New electronic and electroacoustic recordings from Russia and Belarus speak in doubting terms about the near future. Should one turn to faith––or good deeds?
New instrumental or hypnagogic recordings from Naberezhnye Chelny, Ulan-Ude, Moscow, and Dnipropetrovsk are all dedicated to silence. Dreamers need peace and quiet.
Although none of these recordings are dance music in the strictest, most canonical sense, their dalliance with rhythmic escapism and abandon is crucial.
A modest experiment on Moscow's music scene has spawned a great deal of attention. "Science and Art" (NII) has also fueled a couple of vital labels.
Improvisation plays a key role in a range of new electronic publications. All of them invite listeners to look beyond convention––and therefore far beyond nameable experiential states.
Retrospection is a common theme in Russian and Ukrainian electronica. In some new recordings, it takes on a very different significance altogether.
A new label in Moscow––Terminal Dream––is dedicated to local ambient artists. Brought together, they reveal some common ideas about sound, space, and purpose.
Against the backdrop of East European political and economic challenges, four recordings ponder the appeal of deconstructive gestures––rather than stately pomp.
A new and wide-ranging compilation of Lithuanian electronic producers has just appeared, entitled "Ritmo Kovos 4" (Beat Battle #1). It bears much social import.

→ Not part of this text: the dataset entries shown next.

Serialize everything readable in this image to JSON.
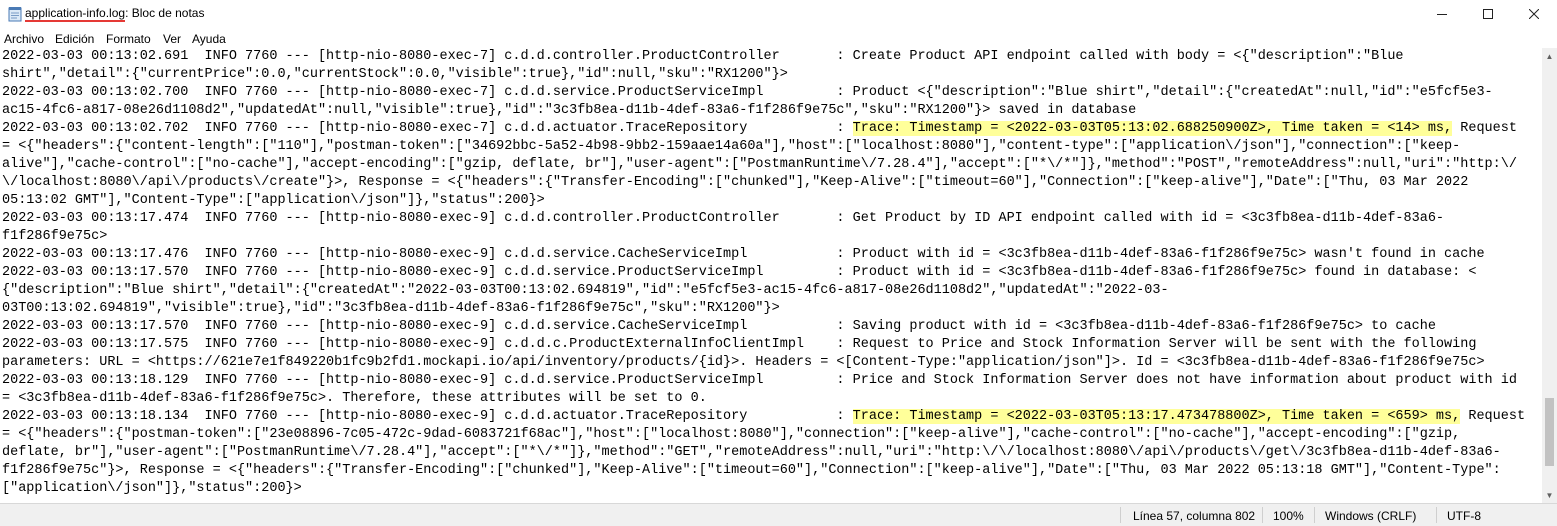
{
  "window": {
    "file_name": "application-info.log",
    "title_rest": ": Bloc de notas",
    "app_icon": "notepad-icon"
  },
  "menu": [
    "Archivo",
    "Edición",
    "Formato",
    "Ver",
    "Ayuda"
  ],
  "editor": {
    "lines": [
      {
        "text": "2022-03-03 00:13:02.691  INFO 7760 --- [http-nio-8080-exec-7] c.d.d.controller.ProductController       : Create Product API endpoint called with body = <{\"description\":\"Blue"
      },
      {
        "text": "shirt\",\"detail\":{\"currentPrice\":0.0,\"currentStock\":0.0,\"visible\":true},\"id\":null,\"sku\":\"RX1200\"}>"
      },
      {
        "text": "2022-03-03 00:13:02.700  INFO 7760 --- [http-nio-8080-exec-7] c.d.d.service.ProductServiceImpl         : Product <{\"description\":\"Blue shirt\",\"detail\":{\"createdAt\":null,\"id\":\"e5fcf5e3-"
      },
      {
        "text": "ac15-4fc6-a817-08e26d1108d2\",\"updatedAt\":null,\"visible\":true},\"id\":\"3c3fb8ea-d11b-4def-83a6-f1f286f9e75c\",\"sku\":\"RX1200\"}> saved in database"
      },
      {
        "pre": "2022-03-03 00:13:02.702  INFO 7760 --- [http-nio-8080-exec-7] c.d.d.actuator.TraceRepository           : ",
        "hl": "Trace: Timestamp = <2022-03-03T05:13:02.688250900Z>, Time taken = <14> ms,",
        "post": " Request"
      },
      {
        "text": "= <{\"headers\":{\"content-length\":[\"110\"],\"postman-token\":[\"34692bbc-5a52-4b98-9bb2-159aae14a60a\"],\"host\":[\"localhost:8080\"],\"content-type\":[\"application\\/json\"],\"connection\":[\"keep-"
      },
      {
        "text": "alive\"],\"cache-control\":[\"no-cache\"],\"accept-encoding\":[\"gzip, deflate, br\"],\"user-agent\":[\"PostmanRuntime\\/7.28.4\"],\"accept\":[\"*\\/*\"]},\"method\":\"POST\",\"remoteAddress\":null,\"uri\":\"http:\\/"
      },
      {
        "text": "\\/localhost:8080\\/api\\/products\\/create\"}>, Response = <{\"headers\":{\"Transfer-Encoding\":[\"chunked\"],\"Keep-Alive\":[\"timeout=60\"],\"Connection\":[\"keep-alive\"],\"Date\":[\"Thu, 03 Mar 2022"
      },
      {
        "text": "05:13:02 GMT\"],\"Content-Type\":[\"application\\/json\"]},\"status\":200}>"
      },
      {
        "text": "2022-03-03 00:13:17.474  INFO 7760 --- [http-nio-8080-exec-9] c.d.d.controller.ProductController       : Get Product by ID API endpoint called with id = <3c3fb8ea-d11b-4def-83a6-"
      },
      {
        "text": "f1f286f9e75c>"
      },
      {
        "text": "2022-03-03 00:13:17.476  INFO 7760 --- [http-nio-8080-exec-9] c.d.d.service.CacheServiceImpl           : Product with id = <3c3fb8ea-d11b-4def-83a6-f1f286f9e75c> wasn't found in cache"
      },
      {
        "text": "2022-03-03 00:13:17.570  INFO 7760 --- [http-nio-8080-exec-9] c.d.d.service.ProductServiceImpl         : Product with id = <3c3fb8ea-d11b-4def-83a6-f1f286f9e75c> found in database: <"
      },
      {
        "text": "{\"description\":\"Blue shirt\",\"detail\":{\"createdAt\":\"2022-03-03T00:13:02.694819\",\"id\":\"e5fcf5e3-ac15-4fc6-a817-08e26d1108d2\",\"updatedAt\":\"2022-03-"
      },
      {
        "text": "03T00:13:02.694819\",\"visible\":true},\"id\":\"3c3fb8ea-d11b-4def-83a6-f1f286f9e75c\",\"sku\":\"RX1200\"}>"
      },
      {
        "text": "2022-03-03 00:13:17.570  INFO 7760 --- [http-nio-8080-exec-9] c.d.d.service.CacheServiceImpl           : Saving product with id = <3c3fb8ea-d11b-4def-83a6-f1f286f9e75c> to cache"
      },
      {
        "text": "2022-03-03 00:13:17.575  INFO 7760 --- [http-nio-8080-exec-9] c.d.d.c.ProductExternalInfoClientImpl    : Request to Price and Stock Information Server will be sent with the following"
      },
      {
        "text": "parameters: URL = <https://621e7e1f849220b1fc9b2fd1.mockapi.io/api/inventory/products/{id}>. Headers = <[Content-Type:\"application/json\"]>. Id = <3c3fb8ea-d11b-4def-83a6-f1f286f9e75c>"
      },
      {
        "text": "2022-03-03 00:13:18.129  INFO 7760 --- [http-nio-8080-exec-9] c.d.d.service.ProductServiceImpl         : Price and Stock Information Server does not have information about product with id"
      },
      {
        "text": "= <3c3fb8ea-d11b-4def-83a6-f1f286f9e75c>. Therefore, these attributes will be set to 0."
      },
      {
        "pre": "2022-03-03 00:13:18.134  INFO 7760 --- [http-nio-8080-exec-9] c.d.d.actuator.TraceRepository           : ",
        "hl": "Trace: Timestamp = <2022-03-03T05:13:17.473478800Z>, Time taken = <659> ms,",
        "post": " Request"
      },
      {
        "text": "= <{\"headers\":{\"postman-token\":[\"23e08896-7c05-472c-9dad-6083721f68ac\"],\"host\":[\"localhost:8080\"],\"connection\":[\"keep-alive\"],\"cache-control\":[\"no-cache\"],\"accept-encoding\":[\"gzip,"
      },
      {
        "text": "deflate, br\"],\"user-agent\":[\"PostmanRuntime\\/7.28.4\"],\"accept\":[\"*\\/*\"]},\"method\":\"GET\",\"remoteAddress\":null,\"uri\":\"http:\\/\\/localhost:8080\\/api\\/products\\/get\\/3c3fb8ea-d11b-4def-83a6-"
      },
      {
        "text": "f1f286f9e75c\"}>, Response = <{\"headers\":{\"Transfer-Encoding\":[\"chunked\"],\"Keep-Alive\":[\"timeout=60\"],\"Connection\":[\"keep-alive\"],\"Date\":[\"Thu, 03 Mar 2022 05:13:18 GMT\"],\"Content-Type\":"
      },
      {
        "text": "[\"application\\/json\"]},\"status\":200}>"
      }
    ]
  },
  "status": {
    "position": "Línea 57, columna 802",
    "zoom": "100%",
    "line_endings": "Windows (CRLF)",
    "encoding": "UTF-8"
  },
  "colors": {
    "highlight": "#ffff9a",
    "underline": "#e53935"
  }
}
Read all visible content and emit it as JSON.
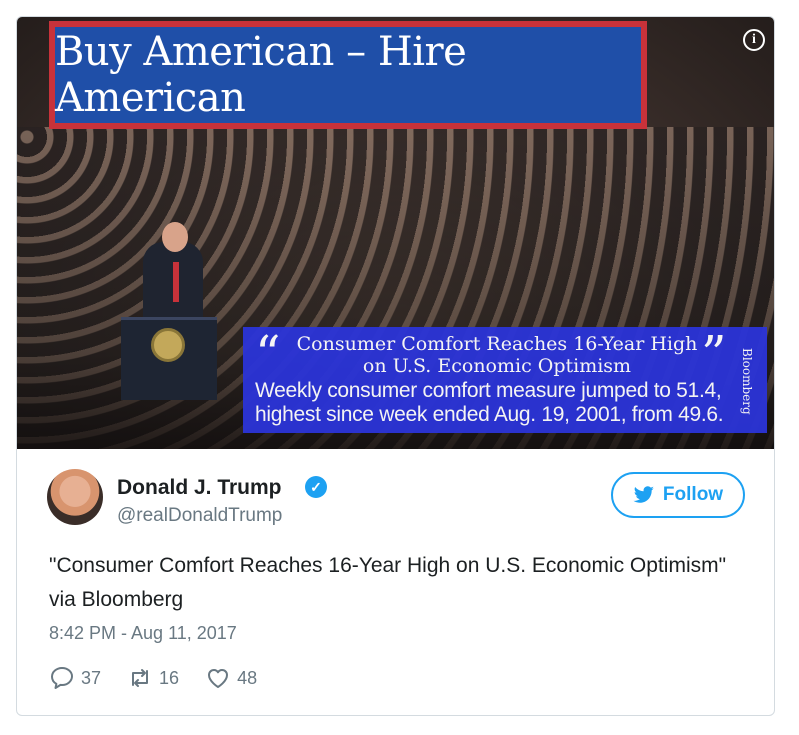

From snowy Siberia to the medieval towns of Belarus, a range of new recordings are directly informed by their melancholy setting. A folk ensemble from Saint Petersburg pushes back––with a smile.